Keri: Mental health issues among our youth are higher than ever – some have called it an epidemic. Kids are carrying so much weight around with them. Often, you hear people say, ‘when I was your age…’. The reality is that none of us know what it is like to be a young person in today’s world. So much negativity surrounds us – youth suicide is on the rise (and is even higher among our young athletes, as some data suggests). Social media and the pandemic are a few of the things shaping them. We can do better in youth sports. And we should use data that is available to shape our behaviors. That is what PCA brings to the table. This isn’t fluff. This is how to navigate very different waters than what any of us have experienced as a younger person. If I’m being honest, PCA training can help us remove the behaviors we don’t tolerate and provides a better experience for everyone.

Football programs should think about the impact they have on the athletes they are serving. This type of training can help improve leadership skills and ability to motivate players. It helps coaches see kids/athletes as people. Coaches can still be an authoritative figure and also treat their athletes with respect. I believe that doing that will get the most out of a person.

Molly: Having started GLVA 10 years ago, what are you most proud of?

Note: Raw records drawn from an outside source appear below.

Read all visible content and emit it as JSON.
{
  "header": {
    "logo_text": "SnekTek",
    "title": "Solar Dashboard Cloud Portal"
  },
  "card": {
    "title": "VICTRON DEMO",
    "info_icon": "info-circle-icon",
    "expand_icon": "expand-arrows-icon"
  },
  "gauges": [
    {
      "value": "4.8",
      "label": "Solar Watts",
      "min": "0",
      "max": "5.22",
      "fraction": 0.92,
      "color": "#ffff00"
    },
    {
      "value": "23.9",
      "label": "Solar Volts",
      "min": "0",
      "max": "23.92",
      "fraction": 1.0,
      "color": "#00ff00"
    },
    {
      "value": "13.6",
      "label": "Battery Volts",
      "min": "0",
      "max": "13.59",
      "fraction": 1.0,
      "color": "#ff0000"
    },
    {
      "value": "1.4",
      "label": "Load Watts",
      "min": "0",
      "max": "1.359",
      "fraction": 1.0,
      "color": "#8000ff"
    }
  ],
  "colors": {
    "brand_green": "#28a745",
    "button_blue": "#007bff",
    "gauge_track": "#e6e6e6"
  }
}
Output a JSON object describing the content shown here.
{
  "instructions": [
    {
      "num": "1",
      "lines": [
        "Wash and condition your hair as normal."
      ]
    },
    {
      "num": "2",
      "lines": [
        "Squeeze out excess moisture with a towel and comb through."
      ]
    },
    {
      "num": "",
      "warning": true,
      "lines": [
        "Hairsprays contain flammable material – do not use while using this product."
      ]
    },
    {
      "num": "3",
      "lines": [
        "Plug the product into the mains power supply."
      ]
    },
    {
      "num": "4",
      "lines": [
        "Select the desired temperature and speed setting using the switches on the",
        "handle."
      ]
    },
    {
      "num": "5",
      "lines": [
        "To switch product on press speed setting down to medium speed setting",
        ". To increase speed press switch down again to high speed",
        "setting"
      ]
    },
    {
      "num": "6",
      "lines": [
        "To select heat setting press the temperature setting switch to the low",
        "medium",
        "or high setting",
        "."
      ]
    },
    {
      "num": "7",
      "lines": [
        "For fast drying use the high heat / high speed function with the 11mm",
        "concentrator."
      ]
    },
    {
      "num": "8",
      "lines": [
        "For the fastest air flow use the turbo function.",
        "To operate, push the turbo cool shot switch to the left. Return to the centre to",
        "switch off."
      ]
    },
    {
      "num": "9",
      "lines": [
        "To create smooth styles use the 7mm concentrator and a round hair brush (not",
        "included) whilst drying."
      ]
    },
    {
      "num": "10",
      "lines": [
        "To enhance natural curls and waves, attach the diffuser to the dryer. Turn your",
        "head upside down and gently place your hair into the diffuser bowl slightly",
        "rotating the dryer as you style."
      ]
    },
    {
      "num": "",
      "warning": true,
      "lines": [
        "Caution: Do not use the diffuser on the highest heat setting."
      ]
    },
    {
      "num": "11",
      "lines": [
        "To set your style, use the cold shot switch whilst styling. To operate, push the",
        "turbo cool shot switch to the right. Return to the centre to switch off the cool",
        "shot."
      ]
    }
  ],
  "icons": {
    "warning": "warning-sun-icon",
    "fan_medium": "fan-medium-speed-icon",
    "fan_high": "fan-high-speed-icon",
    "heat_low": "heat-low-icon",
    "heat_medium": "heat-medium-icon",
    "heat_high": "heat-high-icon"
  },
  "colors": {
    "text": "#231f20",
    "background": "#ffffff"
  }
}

Keri: Although our program has grown quite a bit, I am most proud of how many people are willing to volunteer and give their time, especially younger people. So many kids want to come back and help out and it speaks to the culture of the whole program, not just sports. We received feedback recently from a parent whose child has aged-out of our program. Their child joined as a shy ten-year old who knew very little about football. He has since developed into a confident athlete with so many friends. The parent said that it was GLVA that gave their son that opportunity.

When life gets so busy it’s easy to think “how can I do this?”. Then I hear stories like that and look around at our games and practices and think “how can I NOT do this?!”

To learn more about what it means to partner with PCA, click here.